A specialist Birmingham hospital is cutting 90 jobs to save #1.5 million despite ending the last financial year in surplus.
Birmingham Women's Hospital, in Edgbaston, ruled out a "slash and burn" policy and hopes the six per cent reduction in its 1,500-strong workforce will be achieved through natural wastage and a recruitment freeze.
But it has not ruled out compulsory redundancies.
NHS trusts across the UK must break even by April 2007 as part of the Department of Health's criteria for awarding foundation status, which it wants all hospital trusts to achieve by 2008.
The Women's Hospital, which hopes to achieve foundation status by next April, has a budget of about #70 million for 2006/07.
It said changes to the NHS national tariff, which sets out how much primary care trusts pay for operations and hospital services, was one of the main reasons for a funding gap of #3.1 million, half of which will be recouped through "staff savings".
A hospital spokeswoman said: "We're already facing a deficit of #1.5 million for next year which, considering we ended last year with #50,000 surplus, has to be addressed now.
"If there were ways to increase our income or make savings another way, we would rather do that."
The announcement comes six weeks after the trust announced 13 managerial and senior nursing posts would go this month as part of a "reorganisation plan" which would save #150,000.
Staff have been asked to make suggestions where savings can be made within the hospital, which has a higher ratio of non-clinical staff - 71.1 per cent - than similar NHS organisations.
Chief executive Julie Burgess said it had to take action now to avoid reporting a deficit at the end of the financial year.
She said: "To achieve financial balance by the end of 2006/07, which all trusts are required to do, we have to save the equivalent cost of 90 jobs, which is an unfortunate
position for us. Our services are more expensive than the costs set out in the new tariff, which is why we find ourselves in this situation, but we are not alone in this either.
"We don't intend to take a 'slash and burn' approach to making these savings, we want to do this in a sensitive, measured way.
"We are very aware that this hospital provides a regional service and that neonatal care is a very important part of that, so there are no plans to make major cuts in that area.
"Following further consultations with staff we hope to have achieved these savings by July or August, and we do hope to make these changes with as little impact on patient care as possible."
It brings the total number of job cuts announced in Midland hospitals in the last two months to more than 3,000. More than 1,000 are to go at North Staffordshire and 800 at Sandwell and West Birmingham.
The Women's is one of only two in the UK offering specialist care to women and treats complex gynaecology conditions and infertility.
Councillor Emily Cox (Lib Dem Moseley Kings Heath), who gave birth to her daughter Isobel at the hospital on October 19, 2005, yesterday branded the jobs axe as "appalling".
Coun Cox, who sits on the city council's health scrutiny committee, said: "It's absolutely appalling news.
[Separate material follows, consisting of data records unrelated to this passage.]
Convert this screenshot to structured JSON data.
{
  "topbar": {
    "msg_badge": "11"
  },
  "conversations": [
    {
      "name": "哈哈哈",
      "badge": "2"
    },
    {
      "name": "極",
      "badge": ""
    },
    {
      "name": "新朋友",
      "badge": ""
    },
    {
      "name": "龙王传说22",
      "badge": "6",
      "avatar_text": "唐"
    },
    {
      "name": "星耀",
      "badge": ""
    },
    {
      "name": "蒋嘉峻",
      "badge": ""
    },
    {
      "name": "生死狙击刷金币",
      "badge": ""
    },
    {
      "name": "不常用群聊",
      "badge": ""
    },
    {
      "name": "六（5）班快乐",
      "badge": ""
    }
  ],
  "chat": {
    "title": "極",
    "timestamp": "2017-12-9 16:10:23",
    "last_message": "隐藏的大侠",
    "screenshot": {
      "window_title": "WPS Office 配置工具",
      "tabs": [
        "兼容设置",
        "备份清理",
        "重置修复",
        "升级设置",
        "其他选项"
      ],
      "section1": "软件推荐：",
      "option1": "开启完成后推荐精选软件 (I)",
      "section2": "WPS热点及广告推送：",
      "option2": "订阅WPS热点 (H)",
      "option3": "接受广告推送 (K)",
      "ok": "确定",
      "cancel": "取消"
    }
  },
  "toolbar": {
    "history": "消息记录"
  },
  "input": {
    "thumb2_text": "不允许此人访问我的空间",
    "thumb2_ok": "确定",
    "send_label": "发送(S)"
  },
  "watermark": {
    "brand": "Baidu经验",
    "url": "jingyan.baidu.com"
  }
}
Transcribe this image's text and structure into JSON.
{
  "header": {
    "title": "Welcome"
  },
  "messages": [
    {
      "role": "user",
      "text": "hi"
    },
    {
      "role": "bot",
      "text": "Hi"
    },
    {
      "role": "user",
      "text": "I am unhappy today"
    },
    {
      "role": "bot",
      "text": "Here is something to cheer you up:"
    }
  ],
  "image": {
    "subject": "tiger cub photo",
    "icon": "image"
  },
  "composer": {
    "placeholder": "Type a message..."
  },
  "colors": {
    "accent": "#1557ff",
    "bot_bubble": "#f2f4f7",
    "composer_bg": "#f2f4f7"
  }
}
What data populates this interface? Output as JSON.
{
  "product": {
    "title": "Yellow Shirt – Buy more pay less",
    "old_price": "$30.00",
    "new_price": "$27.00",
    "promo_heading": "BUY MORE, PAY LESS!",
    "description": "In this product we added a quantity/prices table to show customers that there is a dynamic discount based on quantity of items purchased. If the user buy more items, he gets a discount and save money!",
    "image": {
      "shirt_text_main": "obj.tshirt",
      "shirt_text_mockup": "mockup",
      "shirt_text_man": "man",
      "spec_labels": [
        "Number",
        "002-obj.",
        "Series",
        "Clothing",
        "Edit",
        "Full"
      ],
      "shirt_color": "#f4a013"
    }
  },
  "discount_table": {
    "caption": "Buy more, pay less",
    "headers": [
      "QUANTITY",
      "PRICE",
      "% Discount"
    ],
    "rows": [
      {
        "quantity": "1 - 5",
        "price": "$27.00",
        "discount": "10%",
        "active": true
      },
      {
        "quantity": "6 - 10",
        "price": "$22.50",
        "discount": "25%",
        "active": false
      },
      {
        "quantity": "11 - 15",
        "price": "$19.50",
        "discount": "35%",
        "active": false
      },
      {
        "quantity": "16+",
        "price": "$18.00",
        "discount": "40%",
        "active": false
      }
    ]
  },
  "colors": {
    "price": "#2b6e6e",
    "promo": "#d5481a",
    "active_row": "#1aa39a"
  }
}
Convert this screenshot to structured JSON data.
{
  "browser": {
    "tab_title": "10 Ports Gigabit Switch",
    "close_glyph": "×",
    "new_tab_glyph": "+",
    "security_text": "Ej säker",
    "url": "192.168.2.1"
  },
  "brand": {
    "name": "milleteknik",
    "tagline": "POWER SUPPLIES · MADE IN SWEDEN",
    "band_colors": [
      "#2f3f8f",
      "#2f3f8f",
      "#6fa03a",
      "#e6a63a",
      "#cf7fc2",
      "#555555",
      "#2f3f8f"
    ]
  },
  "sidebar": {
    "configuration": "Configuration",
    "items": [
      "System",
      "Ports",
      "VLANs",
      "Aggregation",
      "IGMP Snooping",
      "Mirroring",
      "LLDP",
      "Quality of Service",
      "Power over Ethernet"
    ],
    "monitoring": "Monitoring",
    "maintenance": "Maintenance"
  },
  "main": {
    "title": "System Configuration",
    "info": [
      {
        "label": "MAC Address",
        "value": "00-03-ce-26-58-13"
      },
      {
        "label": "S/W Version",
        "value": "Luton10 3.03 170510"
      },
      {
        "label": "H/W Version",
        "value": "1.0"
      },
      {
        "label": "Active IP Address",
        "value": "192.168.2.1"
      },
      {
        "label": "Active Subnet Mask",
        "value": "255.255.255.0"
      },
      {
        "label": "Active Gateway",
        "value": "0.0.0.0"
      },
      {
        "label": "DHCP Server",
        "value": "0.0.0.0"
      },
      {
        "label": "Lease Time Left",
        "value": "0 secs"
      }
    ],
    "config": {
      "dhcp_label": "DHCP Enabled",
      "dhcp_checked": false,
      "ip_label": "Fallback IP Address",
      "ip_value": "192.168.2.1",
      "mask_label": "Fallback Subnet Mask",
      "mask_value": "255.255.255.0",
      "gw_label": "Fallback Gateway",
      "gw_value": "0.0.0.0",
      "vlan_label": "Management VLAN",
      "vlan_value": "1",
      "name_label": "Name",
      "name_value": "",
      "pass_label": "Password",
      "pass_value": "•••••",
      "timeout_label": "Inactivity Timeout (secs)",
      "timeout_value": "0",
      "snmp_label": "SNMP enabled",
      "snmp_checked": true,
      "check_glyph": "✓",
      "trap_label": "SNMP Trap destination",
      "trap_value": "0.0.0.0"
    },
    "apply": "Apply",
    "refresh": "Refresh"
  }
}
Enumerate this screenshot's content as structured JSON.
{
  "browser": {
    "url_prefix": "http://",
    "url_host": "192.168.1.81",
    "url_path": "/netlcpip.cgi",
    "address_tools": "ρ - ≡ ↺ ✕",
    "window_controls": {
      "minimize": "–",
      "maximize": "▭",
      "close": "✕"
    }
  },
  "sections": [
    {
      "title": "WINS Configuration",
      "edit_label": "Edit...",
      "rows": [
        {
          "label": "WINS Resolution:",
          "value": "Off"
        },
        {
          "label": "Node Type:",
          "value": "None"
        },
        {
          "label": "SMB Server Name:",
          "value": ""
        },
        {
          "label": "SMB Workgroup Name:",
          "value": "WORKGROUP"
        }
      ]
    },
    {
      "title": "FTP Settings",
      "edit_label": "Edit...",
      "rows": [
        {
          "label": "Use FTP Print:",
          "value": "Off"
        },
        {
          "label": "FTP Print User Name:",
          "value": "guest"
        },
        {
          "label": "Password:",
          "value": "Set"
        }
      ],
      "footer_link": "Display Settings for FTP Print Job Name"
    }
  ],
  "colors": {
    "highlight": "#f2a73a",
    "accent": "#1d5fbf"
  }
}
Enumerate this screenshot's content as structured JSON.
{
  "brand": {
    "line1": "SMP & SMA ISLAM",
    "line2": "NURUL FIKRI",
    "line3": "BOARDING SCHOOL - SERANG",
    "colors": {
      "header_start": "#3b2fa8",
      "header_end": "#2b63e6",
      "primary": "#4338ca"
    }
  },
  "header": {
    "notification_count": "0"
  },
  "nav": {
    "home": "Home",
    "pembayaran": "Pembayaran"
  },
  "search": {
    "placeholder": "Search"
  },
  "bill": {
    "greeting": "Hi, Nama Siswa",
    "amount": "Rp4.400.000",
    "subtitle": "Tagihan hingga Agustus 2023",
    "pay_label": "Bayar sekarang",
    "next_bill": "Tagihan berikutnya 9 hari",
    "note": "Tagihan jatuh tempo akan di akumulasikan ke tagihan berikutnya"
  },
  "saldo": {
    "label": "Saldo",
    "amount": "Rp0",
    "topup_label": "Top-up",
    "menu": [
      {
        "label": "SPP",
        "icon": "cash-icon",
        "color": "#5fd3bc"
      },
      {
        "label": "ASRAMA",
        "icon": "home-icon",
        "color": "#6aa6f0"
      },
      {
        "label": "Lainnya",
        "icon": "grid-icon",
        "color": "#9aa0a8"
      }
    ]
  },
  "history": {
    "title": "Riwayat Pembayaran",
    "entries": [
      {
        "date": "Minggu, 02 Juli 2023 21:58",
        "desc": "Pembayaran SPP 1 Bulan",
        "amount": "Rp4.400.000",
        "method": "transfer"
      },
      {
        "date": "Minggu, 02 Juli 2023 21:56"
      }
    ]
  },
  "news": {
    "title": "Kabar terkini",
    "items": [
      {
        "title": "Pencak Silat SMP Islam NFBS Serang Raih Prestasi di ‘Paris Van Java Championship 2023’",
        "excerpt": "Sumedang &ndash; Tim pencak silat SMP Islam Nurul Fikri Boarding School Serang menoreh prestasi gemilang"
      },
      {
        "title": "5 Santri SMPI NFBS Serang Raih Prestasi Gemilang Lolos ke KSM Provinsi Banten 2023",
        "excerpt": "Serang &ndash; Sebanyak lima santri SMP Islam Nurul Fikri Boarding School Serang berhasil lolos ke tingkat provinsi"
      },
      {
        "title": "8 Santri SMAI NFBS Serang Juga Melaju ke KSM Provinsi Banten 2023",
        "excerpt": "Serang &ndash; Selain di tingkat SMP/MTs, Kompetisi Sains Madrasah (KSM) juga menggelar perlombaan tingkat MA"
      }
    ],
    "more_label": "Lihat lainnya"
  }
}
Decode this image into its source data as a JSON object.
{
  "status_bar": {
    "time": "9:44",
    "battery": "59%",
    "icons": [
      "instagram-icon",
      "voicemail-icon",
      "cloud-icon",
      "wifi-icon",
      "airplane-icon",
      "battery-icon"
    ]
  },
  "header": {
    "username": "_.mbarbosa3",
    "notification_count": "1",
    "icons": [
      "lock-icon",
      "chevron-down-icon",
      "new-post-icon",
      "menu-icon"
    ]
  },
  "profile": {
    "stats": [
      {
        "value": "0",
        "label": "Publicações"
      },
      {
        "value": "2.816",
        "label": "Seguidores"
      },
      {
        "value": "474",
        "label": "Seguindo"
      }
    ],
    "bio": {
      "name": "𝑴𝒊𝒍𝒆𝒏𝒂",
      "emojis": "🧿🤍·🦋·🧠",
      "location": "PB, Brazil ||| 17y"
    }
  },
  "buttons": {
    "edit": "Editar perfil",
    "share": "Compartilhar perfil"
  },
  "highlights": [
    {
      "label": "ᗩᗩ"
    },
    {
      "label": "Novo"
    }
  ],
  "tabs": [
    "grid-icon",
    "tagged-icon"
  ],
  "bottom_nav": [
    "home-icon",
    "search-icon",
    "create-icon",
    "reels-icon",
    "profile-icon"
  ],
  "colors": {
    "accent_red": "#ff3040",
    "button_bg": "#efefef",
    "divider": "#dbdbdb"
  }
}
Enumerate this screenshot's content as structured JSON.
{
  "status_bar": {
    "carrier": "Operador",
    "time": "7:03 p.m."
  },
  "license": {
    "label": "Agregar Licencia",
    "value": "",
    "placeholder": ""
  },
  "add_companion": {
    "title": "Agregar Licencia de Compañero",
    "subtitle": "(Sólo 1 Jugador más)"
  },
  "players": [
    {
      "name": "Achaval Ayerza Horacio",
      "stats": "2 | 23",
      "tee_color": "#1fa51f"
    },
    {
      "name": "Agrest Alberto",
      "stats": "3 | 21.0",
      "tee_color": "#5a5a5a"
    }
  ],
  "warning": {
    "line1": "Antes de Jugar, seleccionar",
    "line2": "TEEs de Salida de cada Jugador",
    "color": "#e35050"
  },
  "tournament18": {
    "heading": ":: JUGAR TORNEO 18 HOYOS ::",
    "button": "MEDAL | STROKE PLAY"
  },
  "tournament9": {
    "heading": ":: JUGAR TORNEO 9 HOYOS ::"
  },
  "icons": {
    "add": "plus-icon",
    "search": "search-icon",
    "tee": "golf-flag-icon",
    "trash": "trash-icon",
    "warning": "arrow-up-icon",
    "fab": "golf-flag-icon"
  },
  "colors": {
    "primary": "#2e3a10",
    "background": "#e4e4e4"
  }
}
This is a place where babies start their lives, and if cuts are being made here what will happen to the rest of NHS?"